Big businesses and superstores often strike fear in the hearts of small shop owners. Whenever the economy takes a hit, consumers might be forced to seek the best deal in town, often passing over local stores in favor of less expensive chains.
But instead of lowering prices to lure in bargain hunters, grocery stores are increasing their prices in response to deep-discount membership warehouses like Costco.
A study performed by the National Bureau of Economic Research found that once a Costco is introduced to an area, competing grocers increase prices as much as 1.4 percent in the short run and 2.7 per cent in the long run.
The study’s authors, Charles J. Courtemanche and Art Carden, found that grocers charge higher prices in reaction from Costco’s competition. In cities where the population to grocery store ratio is high, competition is more likely.

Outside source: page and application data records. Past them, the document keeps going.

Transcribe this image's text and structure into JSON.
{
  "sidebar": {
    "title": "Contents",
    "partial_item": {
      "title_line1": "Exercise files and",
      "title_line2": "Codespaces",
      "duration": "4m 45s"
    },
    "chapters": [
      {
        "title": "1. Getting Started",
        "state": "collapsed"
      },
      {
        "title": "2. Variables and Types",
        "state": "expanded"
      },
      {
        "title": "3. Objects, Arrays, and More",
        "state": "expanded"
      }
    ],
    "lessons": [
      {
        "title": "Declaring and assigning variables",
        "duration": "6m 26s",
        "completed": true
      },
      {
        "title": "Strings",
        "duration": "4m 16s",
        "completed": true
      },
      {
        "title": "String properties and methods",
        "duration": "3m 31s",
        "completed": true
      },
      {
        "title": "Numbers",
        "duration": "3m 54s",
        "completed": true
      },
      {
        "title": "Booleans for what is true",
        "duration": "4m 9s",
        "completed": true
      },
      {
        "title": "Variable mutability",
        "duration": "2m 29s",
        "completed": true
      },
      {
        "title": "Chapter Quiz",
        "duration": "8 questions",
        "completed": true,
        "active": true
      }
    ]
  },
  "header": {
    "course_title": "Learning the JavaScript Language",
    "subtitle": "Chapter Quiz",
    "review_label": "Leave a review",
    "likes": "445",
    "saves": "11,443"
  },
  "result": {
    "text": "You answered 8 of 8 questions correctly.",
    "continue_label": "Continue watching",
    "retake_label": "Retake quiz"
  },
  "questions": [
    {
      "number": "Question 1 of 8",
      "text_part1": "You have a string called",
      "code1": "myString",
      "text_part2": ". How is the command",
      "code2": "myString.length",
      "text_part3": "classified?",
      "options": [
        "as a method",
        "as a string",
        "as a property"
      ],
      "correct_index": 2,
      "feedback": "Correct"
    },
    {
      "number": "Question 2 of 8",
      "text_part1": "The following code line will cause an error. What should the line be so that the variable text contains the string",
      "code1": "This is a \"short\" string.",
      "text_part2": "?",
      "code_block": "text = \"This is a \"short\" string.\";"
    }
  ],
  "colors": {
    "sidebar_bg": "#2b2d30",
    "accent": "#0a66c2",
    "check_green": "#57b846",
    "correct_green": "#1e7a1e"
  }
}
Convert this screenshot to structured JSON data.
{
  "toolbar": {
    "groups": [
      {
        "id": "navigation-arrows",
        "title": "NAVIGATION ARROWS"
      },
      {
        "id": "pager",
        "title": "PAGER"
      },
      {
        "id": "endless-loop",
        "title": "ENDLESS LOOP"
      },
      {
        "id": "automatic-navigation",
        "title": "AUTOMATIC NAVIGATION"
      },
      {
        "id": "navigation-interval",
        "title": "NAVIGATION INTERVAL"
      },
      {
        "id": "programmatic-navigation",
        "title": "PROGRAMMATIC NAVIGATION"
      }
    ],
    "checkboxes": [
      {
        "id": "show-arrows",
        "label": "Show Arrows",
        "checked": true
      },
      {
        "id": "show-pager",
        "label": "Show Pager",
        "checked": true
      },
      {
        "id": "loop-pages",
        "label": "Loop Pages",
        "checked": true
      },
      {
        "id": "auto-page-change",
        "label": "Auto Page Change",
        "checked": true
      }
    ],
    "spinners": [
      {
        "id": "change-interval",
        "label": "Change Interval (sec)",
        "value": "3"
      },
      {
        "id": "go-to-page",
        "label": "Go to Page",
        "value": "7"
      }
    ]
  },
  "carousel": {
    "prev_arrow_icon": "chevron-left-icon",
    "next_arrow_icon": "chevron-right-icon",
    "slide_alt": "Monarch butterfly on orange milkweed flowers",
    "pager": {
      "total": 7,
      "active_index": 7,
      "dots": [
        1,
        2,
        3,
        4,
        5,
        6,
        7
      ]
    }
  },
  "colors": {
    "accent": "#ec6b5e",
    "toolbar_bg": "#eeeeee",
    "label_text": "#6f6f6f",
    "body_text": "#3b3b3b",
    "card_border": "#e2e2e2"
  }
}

Items affected the most in price are fruits, vegetable, meats and drinks. Contending grocery stores could increase the price of those items up to 3.7 per cent more in the long run, according to the study.
San Diego has more than 10 Costco stores across the county. In cities such as Vista and San Marcos that have less than 145,000 residents, neighborhood Costco supercenters could encourage local competitors to increase their prices.
“Costco might capture price sensitive shoppers and leave incumbents to serve shoppers who are less price sensitive,” Courtemanche and Carden wrote.
The authors conclude stating local grocery stores may instead wish to provide a higher quality or convenient shopping experience rather than cater to bargain hunters.
Source – NBC San Diego